### Your assignment
Pictures stay out of the answer, but every line of the material must be restated exactly.

### Record excerpts
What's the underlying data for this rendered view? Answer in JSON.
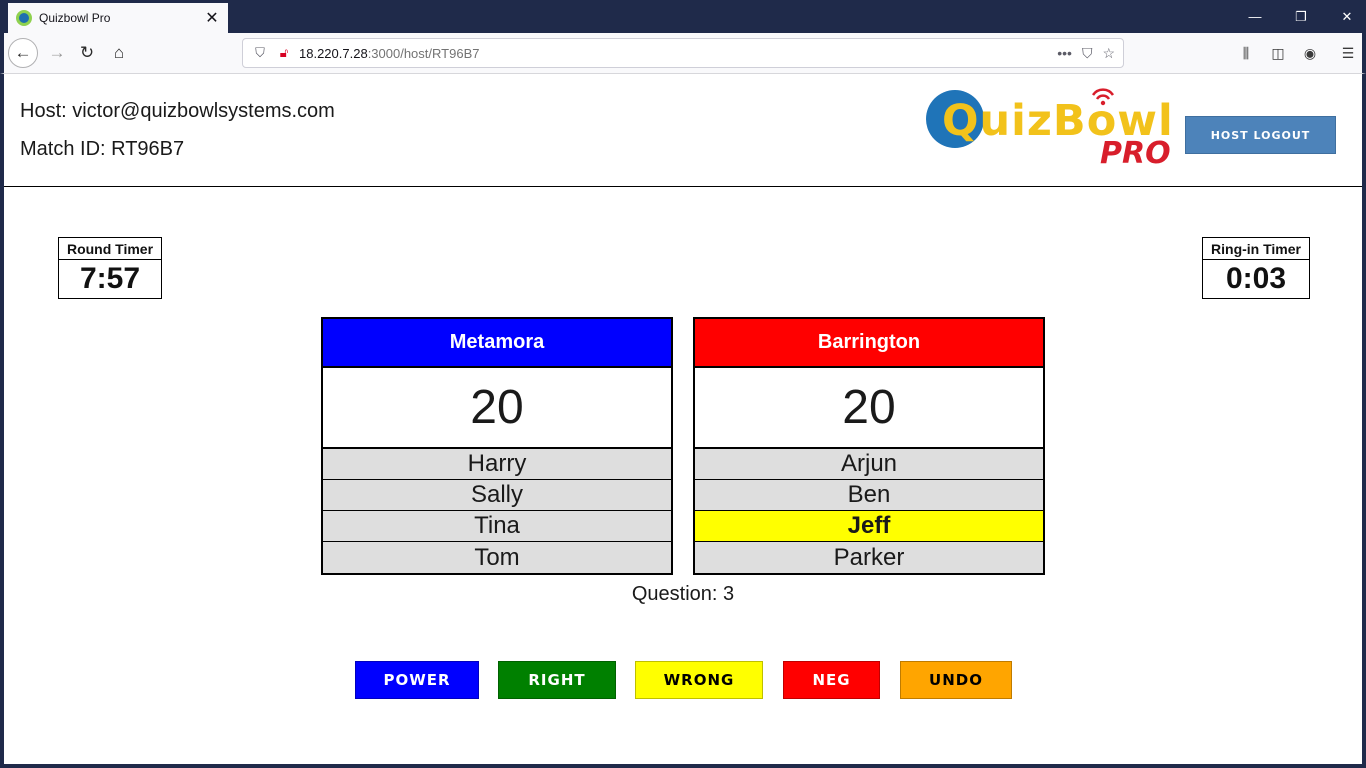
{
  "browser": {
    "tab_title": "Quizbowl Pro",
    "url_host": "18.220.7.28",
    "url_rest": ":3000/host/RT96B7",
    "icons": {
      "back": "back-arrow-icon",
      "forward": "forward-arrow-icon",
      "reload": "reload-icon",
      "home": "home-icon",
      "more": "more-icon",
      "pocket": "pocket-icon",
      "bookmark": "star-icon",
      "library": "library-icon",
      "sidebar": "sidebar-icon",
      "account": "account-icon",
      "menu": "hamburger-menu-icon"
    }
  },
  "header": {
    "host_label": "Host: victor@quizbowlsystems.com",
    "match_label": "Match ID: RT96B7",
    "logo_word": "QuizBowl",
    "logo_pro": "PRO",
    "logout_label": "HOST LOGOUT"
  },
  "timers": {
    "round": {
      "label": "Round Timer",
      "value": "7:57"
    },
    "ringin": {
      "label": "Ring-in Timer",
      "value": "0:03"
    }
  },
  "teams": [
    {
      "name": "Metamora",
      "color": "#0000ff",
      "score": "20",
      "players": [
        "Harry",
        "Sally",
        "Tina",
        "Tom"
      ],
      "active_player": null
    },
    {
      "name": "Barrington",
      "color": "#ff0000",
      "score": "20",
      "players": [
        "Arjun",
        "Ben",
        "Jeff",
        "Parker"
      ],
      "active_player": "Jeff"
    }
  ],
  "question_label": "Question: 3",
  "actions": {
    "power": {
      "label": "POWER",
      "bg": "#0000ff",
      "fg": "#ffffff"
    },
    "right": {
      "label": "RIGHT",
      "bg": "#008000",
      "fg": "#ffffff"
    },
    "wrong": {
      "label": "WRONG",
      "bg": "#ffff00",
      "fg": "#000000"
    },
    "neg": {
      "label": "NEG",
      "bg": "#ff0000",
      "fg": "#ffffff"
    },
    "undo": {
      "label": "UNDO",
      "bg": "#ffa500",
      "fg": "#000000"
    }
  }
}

### Response below
What's the underlying data for this rendered view? Answer in JSON.
{
  "browser": {
    "tab_title": "Quizbowl Pro",
    "url_host": "18.220.7.28",
    "url_rest": ":3000/host/RT96B7",
    "icons": {
      "back": "back-arrow-icon",
      "forward": "forward-arrow-icon",
      "reload": "reload-icon",
      "home": "home-icon",
      "more": "more-icon",
      "pocket": "pocket-icon",
      "bookmark": "star-icon",
      "library": "library-icon",
      "sidebar": "sidebar-icon",
      "account": "account-icon",
      "menu": "hamburger-menu-icon"
    }
  },
  "header": {
    "host_label": "Host: victor@quizbowlsystems.com",
    "match_label": "Match ID: RT96B7",
    "logo_word": "QuizBowl",
    "logo_pro": "PRO",
    "logout_label": "HOST LOGOUT"
  },
  "timers": {
    "round": {
      "label": "Round Timer",
      "value": "7:57"
    },
    "ringin": {
      "label": "Ring-in Timer",
      "value": "0:03"
    }
  },
  "teams": [
    {
      "name": "Metamora",
      "color": "#0000ff",
      "score": "20",
      "players": [
        "Harry",
        "Sally",
        "Tina",
        "Tom"
      ],
      "active_player": null
    },
    {
      "name": "Barrington",
      "color": "#ff0000",
      "score": "20",
      "players": [
        "Arjun",
        "Ben",
        "Jeff",
        "Parker"
      ],
      "active_player": "Jeff"
    }
  ],
  "question_label": "Question: 3",
  "actions": {
    "power": {
      "label": "POWER",
      "bg": "#0000ff",
      "fg": "#ffffff"
    },
    "right": {
      "label": "RIGHT",
      "bg": "#008000",
      "fg": "#ffffff"
    },
    "wrong": {
      "label": "WRONG",
      "bg": "#ffff00",
      "fg": "#000000"
    },
    "neg": {
      "label": "NEG",
      "bg": "#ff0000",
      "fg": "#ffffff"
    },
    "undo": {
      "label": "UNDO",
      "bg": "#ffa500",
      "fg": "#000000"
    }
  }
}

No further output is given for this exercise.